• _Problem_
All entries below must be given again exactly as they stand.

Records shown Block Start

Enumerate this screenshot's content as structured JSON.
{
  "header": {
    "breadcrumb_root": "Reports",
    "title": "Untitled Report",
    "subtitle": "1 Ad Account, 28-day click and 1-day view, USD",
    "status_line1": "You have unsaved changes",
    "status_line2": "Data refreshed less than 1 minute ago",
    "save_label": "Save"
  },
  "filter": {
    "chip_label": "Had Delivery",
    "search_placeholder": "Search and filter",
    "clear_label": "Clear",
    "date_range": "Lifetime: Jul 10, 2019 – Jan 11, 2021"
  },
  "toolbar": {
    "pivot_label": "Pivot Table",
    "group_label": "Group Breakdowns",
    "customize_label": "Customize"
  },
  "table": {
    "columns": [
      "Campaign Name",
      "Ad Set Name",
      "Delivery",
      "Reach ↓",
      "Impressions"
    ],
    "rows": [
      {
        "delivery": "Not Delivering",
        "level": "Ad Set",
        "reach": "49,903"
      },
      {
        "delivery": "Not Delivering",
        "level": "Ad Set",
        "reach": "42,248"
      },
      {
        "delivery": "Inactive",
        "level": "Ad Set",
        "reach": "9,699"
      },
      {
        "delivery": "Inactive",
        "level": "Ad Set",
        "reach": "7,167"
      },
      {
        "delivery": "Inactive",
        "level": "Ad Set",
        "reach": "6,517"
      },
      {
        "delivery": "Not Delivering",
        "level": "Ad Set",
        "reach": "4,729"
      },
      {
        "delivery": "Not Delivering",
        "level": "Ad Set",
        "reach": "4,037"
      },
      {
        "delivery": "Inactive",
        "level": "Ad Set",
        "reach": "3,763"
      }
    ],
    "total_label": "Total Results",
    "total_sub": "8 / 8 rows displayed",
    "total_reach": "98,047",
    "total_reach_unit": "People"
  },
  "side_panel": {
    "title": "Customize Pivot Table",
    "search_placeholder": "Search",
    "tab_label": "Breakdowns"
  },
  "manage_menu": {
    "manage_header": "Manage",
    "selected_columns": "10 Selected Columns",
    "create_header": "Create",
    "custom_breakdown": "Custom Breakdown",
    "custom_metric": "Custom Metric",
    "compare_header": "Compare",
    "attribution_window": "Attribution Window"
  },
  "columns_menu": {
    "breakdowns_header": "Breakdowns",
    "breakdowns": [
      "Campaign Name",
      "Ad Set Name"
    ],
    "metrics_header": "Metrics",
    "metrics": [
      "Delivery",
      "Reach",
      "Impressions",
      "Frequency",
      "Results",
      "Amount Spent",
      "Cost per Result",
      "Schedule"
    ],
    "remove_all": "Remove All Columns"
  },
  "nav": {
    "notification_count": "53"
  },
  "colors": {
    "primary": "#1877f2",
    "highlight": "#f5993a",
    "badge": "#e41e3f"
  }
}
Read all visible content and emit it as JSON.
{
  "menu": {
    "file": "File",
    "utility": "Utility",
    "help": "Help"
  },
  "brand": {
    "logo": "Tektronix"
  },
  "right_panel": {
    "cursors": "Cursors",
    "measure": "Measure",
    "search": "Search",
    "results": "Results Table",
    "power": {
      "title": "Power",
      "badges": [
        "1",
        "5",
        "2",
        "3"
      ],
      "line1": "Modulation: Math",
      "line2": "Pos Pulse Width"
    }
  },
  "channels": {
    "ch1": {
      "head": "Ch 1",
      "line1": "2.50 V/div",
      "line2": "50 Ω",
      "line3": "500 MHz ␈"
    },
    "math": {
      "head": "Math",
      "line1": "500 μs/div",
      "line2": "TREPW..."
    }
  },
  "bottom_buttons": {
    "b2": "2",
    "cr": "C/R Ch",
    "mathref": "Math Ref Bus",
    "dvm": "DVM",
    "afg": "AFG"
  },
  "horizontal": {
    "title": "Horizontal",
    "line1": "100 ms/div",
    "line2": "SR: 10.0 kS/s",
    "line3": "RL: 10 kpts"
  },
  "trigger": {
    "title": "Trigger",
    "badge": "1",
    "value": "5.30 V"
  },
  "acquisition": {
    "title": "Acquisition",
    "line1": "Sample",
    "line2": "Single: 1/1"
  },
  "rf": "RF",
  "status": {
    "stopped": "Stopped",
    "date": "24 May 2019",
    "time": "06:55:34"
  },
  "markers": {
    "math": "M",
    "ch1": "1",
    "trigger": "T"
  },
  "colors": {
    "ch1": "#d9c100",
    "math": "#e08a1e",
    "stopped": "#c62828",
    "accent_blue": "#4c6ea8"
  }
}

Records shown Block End

• _Exercise answer_
Enumerate this screenshot's content as structured JSON.
{
  "header": {
    "breadcrumb_root": "Reports",
    "title": "Untitled Report",
    "subtitle": "1 Ad Account, 28-day click and 1-day view, USD",
    "status_line1": "You have unsaved changes",
    "status_line2": "Data refreshed less than 1 minute ago",
    "save_label": "Save"
  },
  "filter": {
    "chip_label": "Had Delivery",
    "search_placeholder": "Search and filter",
    "clear_label": "Clear",
    "date_range": "Lifetime: Jul 10, 2019 – Jan 11, 2021"
  },
  "toolbar": {
    "pivot_label": "Pivot Table",
    "group_label": "Group Breakdowns",
    "customize_label": "Customize"
  },
  "table": {
    "columns": [
      "Campaign Name",
      "Ad Set Name",
      "Delivery",
      "Reach ↓",
      "Impressions"
    ],
    "rows": [
      {
        "delivery": "Not Delivering",
        "level": "Ad Set",
        "reach": "49,903"
      },
      {
        "delivery": "Not Delivering",
        "level": "Ad Set",
        "reach": "42,248"
      },
      {
        "delivery": "Inactive",
        "level": "Ad Set",
        "reach": "9,699"
      },
      {
        "delivery": "Inactive",
        "level": "Ad Set",
        "reach": "7,167"
      },
      {
        "delivery": "Inactive",
        "level": "Ad Set",
        "reach": "6,517"
      },
      {
        "delivery": "Not Delivering",
        "level": "Ad Set",
        "reach": "4,729"
      },
      {
        "delivery": "Not Delivering",
        "level": "Ad Set",
        "reach": "4,037"
      },
      {
        "delivery": "Inactive",
        "level": "Ad Set",
        "reach": "3,763"
      }
    ],
    "total_label": "Total Results",
    "total_sub": "8 / 8 rows displayed",
    "total_reach": "98,047",
    "total_reach_unit": "People"
  },
  "side_panel": {
    "title": "Customize Pivot Table",
    "search_placeholder": "Search",
    "tab_label": "Breakdowns"
  },
  "manage_menu": {
    "manage_header": "Manage",
    "selected_columns": "10 Selected Columns",
    "create_header": "Create",
    "custom_breakdown": "Custom Breakdown",
    "custom_metric": "Custom Metric",
    "compare_header": "Compare",
    "attribution_window": "Attribution Window"
  },
  "columns_menu": {
    "breakdowns_header": "Breakdowns",
    "breakdowns": [
      "Campaign Name",
      "Ad Set Name"
    ],
    "metrics_header": "Metrics",
    "metrics": [
      "Delivery",
      "Reach",
      "Impressions",
      "Frequency",
      "Results",
      "Amount Spent",
      "Cost per Result",
      "Schedule"
    ],
    "remove_all": "Remove All Columns"
  },
  "nav": {
    "notification_count": "53"
  },
  "colors": {
    "primary": "#1877f2",
    "highlight": "#f5993a",
    "badge": "#e41e3f"
  }
}
Read all visible content and emit it as JSON.
{
  "menu": {
    "file": "File",
    "utility": "Utility",
    "help": "Help"
  },
  "brand": {
    "logo": "Tektronix"
  },
  "right_panel": {
    "cursors": "Cursors",
    "measure": "Measure",
    "search": "Search",
    "results": "Results Table",
    "power": {
      "title": "Power",
      "badges": [
        "1",
        "5",
        "2",
        "3"
      ],
      "line1": "Modulation: Math",
      "line2": "Pos Pulse Width"
    }
  },
  "channels": {
    "ch1": {
      "head": "Ch 1",
      "line1": "2.50 V/div",
      "line2": "50 Ω",
      "line3": "500 MHz ␈"
    },
    "math": {
      "head": "Math",
      "line1": "500 μs/div",
      "line2": "TREPW..."
    }
  },
  "bottom_buttons": {
    "b2": "2",
    "cr": "C/R Ch",
    "mathref": "Math Ref Bus",
    "dvm": "DVM",
    "afg": "AFG"
  },
  "horizontal": {
    "title": "Horizontal",
    "line1": "100 ms/div",
    "line2": "SR: 10.0 kS/s",
    "line3": "RL: 10 kpts"
  },
  "trigger": {
    "title": "Trigger",
    "badge": "1",
    "value": "5.30 V"
  },
  "acquisition": {
    "title": "Acquisition",
    "line1": "Sample",
    "line2": "Single: 1/1"
  },
  "rf": "RF",
  "status": {
    "stopped": "Stopped",
    "date": "24 May 2019",
    "time": "06:55:34"
  },
  "markers": {
    "math": "M",
    "ch1": "1",
    "trigger": "T"
  },
  "colors": {
    "ch1": "#d9c100",
    "math": "#e08a1e",
    "stopped": "#c62828",
    "accent_blue": "#4c6ea8"
  }
}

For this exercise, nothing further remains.